Start of Available records
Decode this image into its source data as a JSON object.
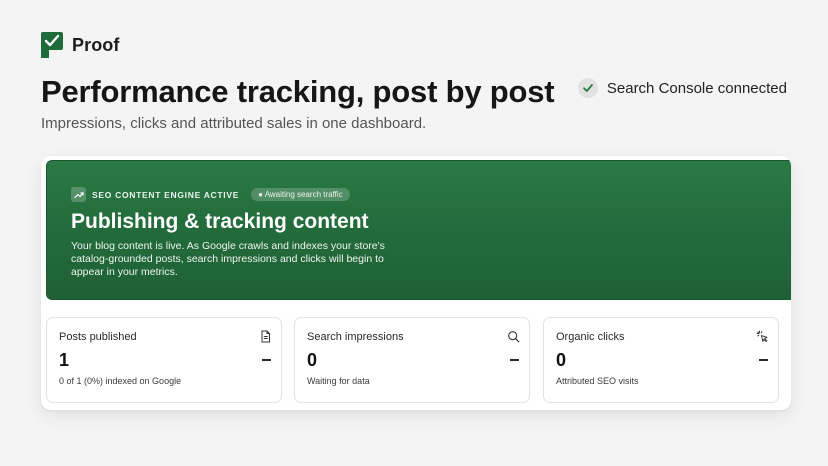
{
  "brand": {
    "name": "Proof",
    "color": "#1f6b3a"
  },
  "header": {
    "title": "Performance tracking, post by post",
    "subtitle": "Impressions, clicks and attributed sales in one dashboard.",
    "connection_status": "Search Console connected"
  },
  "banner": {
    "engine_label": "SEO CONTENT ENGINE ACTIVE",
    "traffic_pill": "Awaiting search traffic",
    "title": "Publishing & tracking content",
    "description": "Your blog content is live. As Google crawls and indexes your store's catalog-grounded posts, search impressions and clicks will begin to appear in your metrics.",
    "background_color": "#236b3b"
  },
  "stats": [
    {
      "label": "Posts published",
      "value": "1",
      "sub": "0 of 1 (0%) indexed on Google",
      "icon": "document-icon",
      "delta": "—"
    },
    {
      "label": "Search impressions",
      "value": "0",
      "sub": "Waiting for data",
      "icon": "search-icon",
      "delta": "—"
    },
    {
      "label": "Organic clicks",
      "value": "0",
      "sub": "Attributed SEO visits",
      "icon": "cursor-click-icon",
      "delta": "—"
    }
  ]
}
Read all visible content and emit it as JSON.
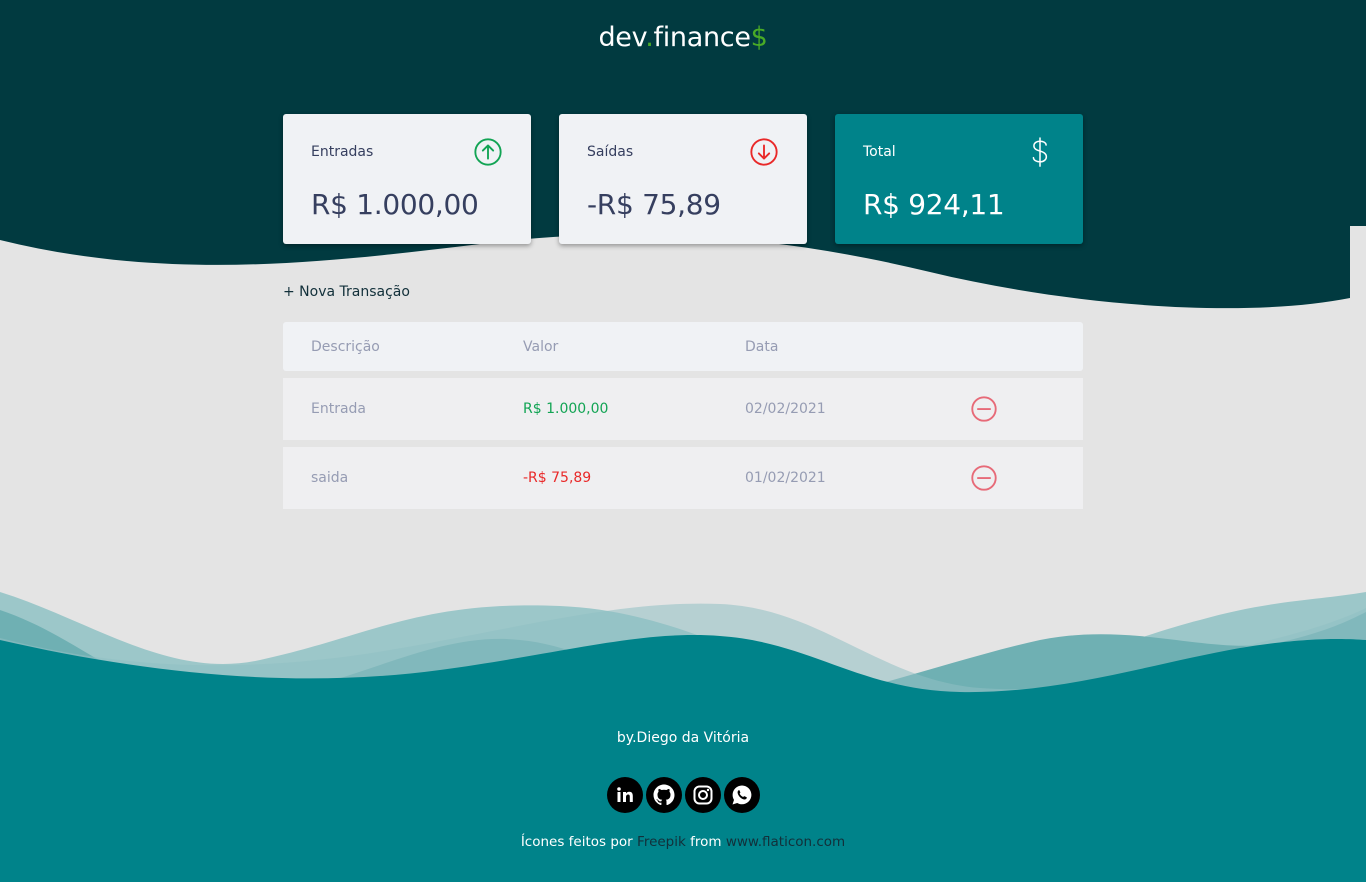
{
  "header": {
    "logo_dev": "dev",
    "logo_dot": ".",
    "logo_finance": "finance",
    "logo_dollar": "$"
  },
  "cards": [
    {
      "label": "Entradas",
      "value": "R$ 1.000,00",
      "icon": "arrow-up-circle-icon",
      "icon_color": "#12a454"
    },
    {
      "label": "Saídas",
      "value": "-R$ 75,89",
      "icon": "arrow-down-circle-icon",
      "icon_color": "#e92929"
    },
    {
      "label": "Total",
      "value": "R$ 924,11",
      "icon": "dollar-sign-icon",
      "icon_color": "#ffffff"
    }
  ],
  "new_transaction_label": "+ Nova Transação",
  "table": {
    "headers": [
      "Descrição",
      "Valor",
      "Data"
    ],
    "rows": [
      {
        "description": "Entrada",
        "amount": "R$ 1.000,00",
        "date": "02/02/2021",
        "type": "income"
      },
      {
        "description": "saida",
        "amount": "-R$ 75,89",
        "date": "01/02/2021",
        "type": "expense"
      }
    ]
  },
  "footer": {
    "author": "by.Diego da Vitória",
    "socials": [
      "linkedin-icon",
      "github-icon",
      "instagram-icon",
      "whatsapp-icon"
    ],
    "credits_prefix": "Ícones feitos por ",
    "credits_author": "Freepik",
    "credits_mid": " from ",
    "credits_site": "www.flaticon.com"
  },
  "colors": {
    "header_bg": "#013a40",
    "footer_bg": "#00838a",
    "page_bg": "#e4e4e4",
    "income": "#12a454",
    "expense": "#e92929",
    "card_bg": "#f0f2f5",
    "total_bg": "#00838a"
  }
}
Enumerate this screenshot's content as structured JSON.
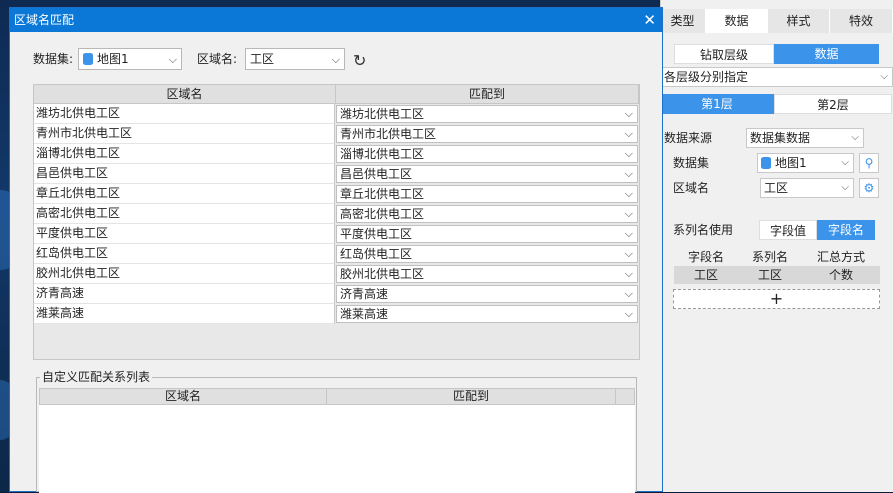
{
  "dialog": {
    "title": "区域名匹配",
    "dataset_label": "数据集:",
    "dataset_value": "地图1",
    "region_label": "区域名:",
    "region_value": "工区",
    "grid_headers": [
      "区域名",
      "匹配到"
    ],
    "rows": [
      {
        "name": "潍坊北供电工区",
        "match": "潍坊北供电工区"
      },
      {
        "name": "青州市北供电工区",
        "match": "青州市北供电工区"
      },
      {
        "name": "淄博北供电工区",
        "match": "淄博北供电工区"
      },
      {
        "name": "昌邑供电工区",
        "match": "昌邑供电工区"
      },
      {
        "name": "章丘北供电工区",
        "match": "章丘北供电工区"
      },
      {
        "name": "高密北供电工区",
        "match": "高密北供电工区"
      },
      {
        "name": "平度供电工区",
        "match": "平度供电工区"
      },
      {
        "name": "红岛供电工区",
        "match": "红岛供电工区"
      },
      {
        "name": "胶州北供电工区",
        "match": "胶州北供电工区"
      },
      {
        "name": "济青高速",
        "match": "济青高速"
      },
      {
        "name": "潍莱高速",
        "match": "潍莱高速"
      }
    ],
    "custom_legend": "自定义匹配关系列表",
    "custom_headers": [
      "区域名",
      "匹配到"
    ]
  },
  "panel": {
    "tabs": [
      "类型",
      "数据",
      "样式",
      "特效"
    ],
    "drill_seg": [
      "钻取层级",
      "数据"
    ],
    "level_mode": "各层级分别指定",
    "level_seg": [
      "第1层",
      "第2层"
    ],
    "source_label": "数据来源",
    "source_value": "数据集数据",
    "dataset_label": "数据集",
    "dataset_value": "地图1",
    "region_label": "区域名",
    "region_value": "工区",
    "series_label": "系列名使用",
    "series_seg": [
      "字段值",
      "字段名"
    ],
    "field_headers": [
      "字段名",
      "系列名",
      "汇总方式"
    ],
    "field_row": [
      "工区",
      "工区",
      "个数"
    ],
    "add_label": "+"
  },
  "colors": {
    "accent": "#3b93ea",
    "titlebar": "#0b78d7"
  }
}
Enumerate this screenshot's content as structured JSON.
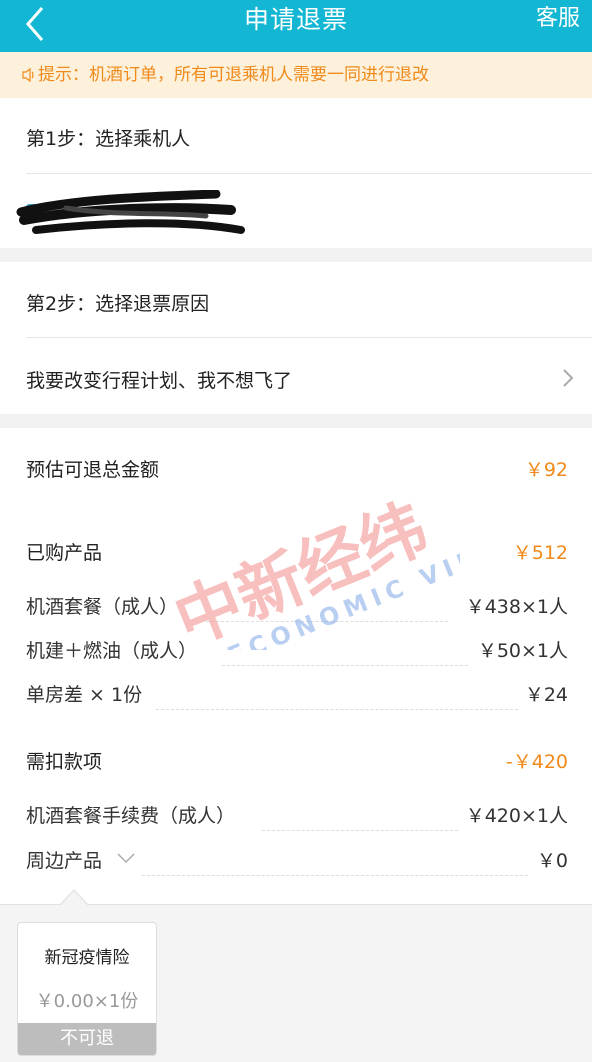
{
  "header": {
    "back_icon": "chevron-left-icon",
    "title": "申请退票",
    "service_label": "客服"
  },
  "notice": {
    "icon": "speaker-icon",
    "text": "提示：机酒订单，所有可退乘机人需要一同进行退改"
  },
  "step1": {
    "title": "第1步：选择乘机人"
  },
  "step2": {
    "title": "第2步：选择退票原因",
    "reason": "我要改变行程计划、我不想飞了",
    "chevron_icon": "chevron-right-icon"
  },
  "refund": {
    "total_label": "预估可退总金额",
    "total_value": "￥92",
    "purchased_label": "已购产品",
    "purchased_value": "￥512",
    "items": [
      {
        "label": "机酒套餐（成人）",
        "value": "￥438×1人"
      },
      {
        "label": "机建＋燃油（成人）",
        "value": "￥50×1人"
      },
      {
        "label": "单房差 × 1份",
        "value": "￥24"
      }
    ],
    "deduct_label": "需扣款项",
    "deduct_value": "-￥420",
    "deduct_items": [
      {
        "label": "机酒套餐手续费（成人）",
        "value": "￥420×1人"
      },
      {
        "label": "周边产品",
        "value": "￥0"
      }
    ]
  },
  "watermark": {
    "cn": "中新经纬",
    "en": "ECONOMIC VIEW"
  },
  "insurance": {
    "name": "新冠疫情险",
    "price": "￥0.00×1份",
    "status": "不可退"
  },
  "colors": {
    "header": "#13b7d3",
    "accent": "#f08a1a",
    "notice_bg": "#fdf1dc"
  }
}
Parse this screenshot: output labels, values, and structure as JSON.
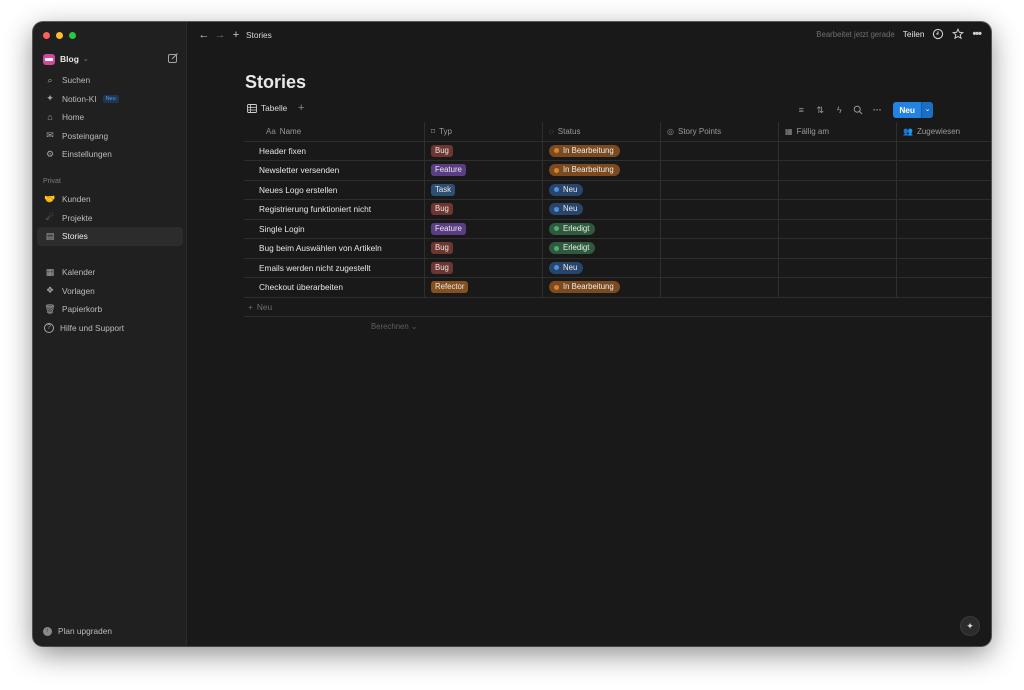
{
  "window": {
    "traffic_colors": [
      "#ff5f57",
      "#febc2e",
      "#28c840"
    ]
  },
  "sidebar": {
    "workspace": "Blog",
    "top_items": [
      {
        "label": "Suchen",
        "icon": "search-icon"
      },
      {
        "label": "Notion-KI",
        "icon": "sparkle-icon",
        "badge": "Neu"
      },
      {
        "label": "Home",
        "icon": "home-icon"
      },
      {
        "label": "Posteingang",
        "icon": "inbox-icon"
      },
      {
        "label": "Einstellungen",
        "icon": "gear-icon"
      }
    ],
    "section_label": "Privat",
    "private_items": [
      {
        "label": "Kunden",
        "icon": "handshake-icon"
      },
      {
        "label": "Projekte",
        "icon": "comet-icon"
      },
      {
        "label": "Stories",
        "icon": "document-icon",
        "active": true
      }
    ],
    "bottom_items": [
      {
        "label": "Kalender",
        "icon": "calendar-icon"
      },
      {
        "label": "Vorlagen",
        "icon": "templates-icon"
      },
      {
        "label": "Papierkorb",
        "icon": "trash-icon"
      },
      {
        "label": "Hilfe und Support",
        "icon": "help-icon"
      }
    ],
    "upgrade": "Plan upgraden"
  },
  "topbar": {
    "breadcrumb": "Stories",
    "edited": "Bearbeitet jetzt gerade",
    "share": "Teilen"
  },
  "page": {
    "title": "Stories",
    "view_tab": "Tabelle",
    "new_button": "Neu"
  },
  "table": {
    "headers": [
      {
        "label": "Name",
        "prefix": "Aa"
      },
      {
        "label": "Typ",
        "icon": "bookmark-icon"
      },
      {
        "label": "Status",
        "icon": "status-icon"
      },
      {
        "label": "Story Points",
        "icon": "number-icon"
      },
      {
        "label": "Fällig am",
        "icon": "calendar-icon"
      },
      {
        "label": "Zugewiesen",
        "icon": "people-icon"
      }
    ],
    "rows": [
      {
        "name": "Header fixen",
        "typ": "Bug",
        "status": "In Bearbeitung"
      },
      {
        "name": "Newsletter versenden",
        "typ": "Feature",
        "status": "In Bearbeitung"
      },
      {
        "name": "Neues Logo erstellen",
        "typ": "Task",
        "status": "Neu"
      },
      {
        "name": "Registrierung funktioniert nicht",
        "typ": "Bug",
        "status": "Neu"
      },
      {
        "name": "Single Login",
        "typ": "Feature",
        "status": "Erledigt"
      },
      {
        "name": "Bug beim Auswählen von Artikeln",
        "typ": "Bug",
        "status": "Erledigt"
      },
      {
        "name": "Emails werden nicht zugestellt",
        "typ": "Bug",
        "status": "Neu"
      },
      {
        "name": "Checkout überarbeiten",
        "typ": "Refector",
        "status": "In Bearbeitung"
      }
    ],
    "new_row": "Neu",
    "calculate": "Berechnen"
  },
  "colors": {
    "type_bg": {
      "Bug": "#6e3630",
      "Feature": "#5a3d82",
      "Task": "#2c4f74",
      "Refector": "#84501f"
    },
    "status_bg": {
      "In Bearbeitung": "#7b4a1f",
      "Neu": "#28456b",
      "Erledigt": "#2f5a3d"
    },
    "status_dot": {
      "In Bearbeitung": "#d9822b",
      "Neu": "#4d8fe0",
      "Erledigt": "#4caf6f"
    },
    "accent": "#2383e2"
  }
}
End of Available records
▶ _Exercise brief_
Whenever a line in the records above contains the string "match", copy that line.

▶ _Answer space_
        "match": "潍坊北供电工区"
        "match": "青州市北供电工区"
        "match": "淄博北供电工区"
        "match": "昌邑供电工区"
        "match": "章丘北供电工区"
        "match": "高密北供电工区"
        "match": "平度供电工区"
        "match": "红岛供电工区"
        "match": "胶州北供电工区"
        "match": "济青高速"
        "match": "潍莱高速"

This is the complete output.